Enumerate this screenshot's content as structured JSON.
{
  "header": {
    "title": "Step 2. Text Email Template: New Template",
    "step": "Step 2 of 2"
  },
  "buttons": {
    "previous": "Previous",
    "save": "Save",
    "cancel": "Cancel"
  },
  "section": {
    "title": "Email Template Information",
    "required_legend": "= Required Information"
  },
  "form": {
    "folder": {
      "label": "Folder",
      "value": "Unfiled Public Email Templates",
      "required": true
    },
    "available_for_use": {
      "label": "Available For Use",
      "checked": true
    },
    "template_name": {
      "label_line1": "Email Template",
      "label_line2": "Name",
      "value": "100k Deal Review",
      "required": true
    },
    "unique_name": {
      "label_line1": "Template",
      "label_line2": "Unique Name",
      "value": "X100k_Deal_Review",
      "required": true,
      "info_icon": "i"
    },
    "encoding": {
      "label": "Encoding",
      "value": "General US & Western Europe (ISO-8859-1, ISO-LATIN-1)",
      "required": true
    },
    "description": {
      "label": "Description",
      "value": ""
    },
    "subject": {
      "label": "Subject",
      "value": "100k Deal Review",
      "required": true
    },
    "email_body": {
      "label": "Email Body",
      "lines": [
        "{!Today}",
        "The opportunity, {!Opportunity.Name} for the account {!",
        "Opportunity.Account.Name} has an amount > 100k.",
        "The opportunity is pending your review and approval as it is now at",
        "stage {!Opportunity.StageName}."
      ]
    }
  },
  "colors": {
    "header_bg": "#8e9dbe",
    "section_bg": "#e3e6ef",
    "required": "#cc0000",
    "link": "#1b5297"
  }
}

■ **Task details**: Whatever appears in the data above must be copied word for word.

■ **Response**:
Enumerate this screenshot's content as structured JSON.
{
  "header": {
    "title": "Step 2. Text Email Template: New Template",
    "step": "Step 2 of 2"
  },
  "buttons": {
    "previous": "Previous",
    "save": "Save",
    "cancel": "Cancel"
  },
  "section": {
    "title": "Email Template Information",
    "required_legend": "= Required Information"
  },
  "form": {
    "folder": {
      "label": "Folder",
      "value": "Unfiled Public Email Templates",
      "required": true
    },
    "available_for_use": {
      "label": "Available For Use",
      "checked": true
    },
    "template_name": {
      "label_line1": "Email Template",
      "label_line2": "Name",
      "value": "100k Deal Review",
      "required": true
    },
    "unique_name": {
      "label_line1": "Template",
      "label_line2": "Unique Name",
      "value": "X100k_Deal_Review",
      "required": true,
      "info_icon": "i"
    },
    "encoding": {
      "label": "Encoding",
      "value": "General US & Western Europe (ISO-8859-1, ISO-LATIN-1)",
      "required": true
    },
    "description": {
      "label": "Description",
      "value": ""
    },
    "subject": {
      "label": "Subject",
      "value": "100k Deal Review",
      "required": true
    },
    "email_body": {
      "label": "Email Body",
      "lines": [
        "{!Today}",
        "The opportunity, {!Opportunity.Name} for the account {!",
        "Opportunity.Account.Name} has an amount > 100k.",
        "The opportunity is pending your review and approval as it is now at",
        "stage {!Opportunity.StageName}."
      ]
    }
  },
  "colors": {
    "header_bg": "#8e9dbe",
    "section_bg": "#e3e6ef",
    "required": "#cc0000",
    "link": "#1b5297"
  }
}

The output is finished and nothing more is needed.